Look below and pull out each line with the word "document".

-- -- --

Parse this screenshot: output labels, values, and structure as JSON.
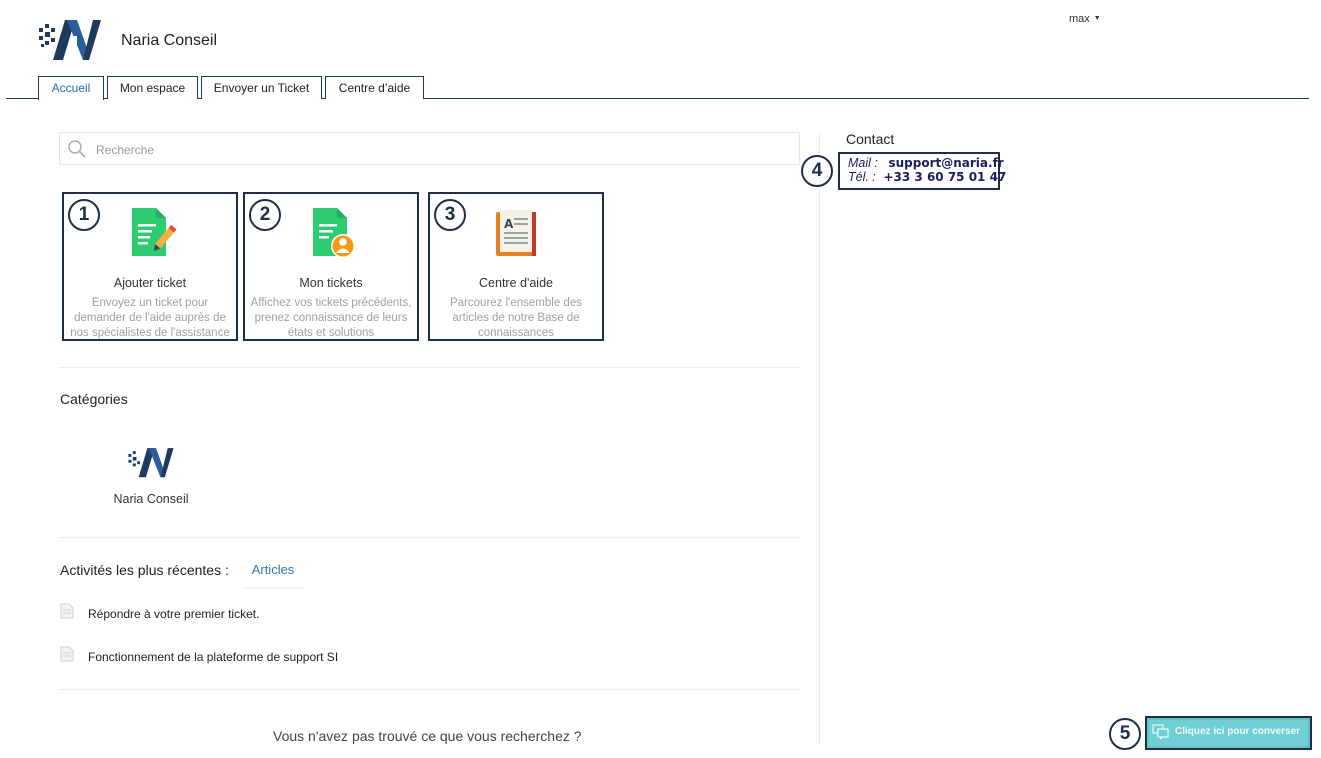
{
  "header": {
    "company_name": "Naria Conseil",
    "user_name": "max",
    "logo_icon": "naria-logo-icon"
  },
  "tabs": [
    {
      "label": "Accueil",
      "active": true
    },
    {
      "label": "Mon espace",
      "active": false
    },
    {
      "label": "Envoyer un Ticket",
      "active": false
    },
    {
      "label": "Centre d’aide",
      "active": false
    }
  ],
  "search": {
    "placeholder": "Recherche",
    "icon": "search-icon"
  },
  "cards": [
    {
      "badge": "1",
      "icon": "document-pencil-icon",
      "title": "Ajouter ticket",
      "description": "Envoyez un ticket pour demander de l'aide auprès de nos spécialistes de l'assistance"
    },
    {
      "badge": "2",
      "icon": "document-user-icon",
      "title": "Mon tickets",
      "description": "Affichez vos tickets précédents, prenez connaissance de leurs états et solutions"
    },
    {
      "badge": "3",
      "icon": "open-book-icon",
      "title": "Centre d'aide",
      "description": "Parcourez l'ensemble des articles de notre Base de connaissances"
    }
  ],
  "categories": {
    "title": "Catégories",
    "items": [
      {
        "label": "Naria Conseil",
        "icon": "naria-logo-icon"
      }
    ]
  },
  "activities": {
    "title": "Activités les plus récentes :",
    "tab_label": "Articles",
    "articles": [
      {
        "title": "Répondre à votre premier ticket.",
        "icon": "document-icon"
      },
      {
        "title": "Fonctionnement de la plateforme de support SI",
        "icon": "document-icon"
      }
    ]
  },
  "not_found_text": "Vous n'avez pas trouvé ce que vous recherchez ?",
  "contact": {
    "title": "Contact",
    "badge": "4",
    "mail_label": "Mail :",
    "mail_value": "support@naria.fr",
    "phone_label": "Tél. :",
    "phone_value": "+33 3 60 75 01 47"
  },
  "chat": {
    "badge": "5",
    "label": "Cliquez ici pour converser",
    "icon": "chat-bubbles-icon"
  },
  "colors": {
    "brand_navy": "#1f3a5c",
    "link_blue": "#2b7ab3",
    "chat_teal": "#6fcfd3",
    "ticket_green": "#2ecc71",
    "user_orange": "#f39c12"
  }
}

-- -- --

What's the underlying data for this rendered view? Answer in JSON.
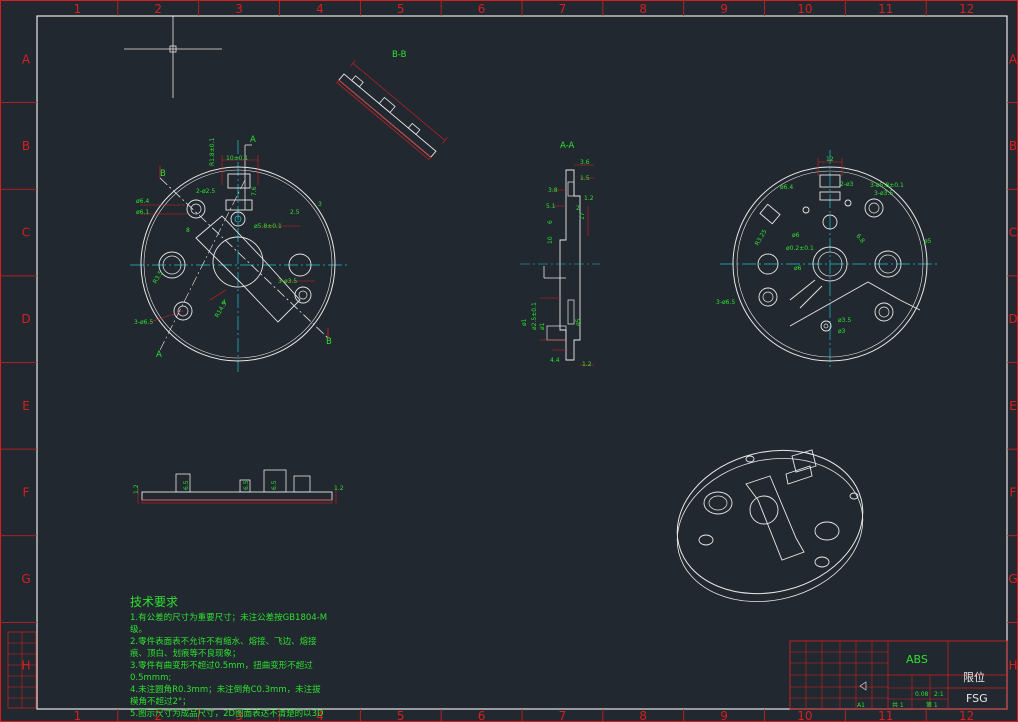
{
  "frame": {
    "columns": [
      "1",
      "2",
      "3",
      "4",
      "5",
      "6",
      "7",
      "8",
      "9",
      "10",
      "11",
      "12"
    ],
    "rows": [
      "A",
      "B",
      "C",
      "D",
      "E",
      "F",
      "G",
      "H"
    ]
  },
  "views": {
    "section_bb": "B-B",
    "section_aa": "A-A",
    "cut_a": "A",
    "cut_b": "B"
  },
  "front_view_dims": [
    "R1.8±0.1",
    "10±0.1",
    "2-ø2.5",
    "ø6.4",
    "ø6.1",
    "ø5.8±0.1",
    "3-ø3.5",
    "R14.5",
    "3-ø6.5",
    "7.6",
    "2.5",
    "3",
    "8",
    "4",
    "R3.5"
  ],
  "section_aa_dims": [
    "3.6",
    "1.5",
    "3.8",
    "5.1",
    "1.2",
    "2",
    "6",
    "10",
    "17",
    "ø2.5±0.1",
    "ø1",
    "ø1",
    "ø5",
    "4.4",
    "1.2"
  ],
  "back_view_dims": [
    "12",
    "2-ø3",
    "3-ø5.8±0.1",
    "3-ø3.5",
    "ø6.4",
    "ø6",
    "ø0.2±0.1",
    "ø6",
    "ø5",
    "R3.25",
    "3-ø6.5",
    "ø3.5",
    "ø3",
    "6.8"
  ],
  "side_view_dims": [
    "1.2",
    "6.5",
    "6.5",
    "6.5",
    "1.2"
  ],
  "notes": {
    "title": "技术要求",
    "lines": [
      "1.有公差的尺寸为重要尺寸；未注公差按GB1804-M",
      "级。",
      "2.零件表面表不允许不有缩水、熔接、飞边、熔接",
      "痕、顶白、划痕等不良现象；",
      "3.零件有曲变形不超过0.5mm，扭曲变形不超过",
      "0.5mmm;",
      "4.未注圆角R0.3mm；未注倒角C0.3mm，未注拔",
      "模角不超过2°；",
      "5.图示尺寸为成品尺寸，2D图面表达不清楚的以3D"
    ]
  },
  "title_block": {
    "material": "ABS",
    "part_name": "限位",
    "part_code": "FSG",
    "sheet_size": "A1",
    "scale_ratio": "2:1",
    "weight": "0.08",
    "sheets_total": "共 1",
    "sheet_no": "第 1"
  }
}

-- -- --

## Exercise output
      "icon": "document-pencil-icon",
      "icon": "document-user-icon",
        "icon": "document-icon"
        "icon": "document-icon"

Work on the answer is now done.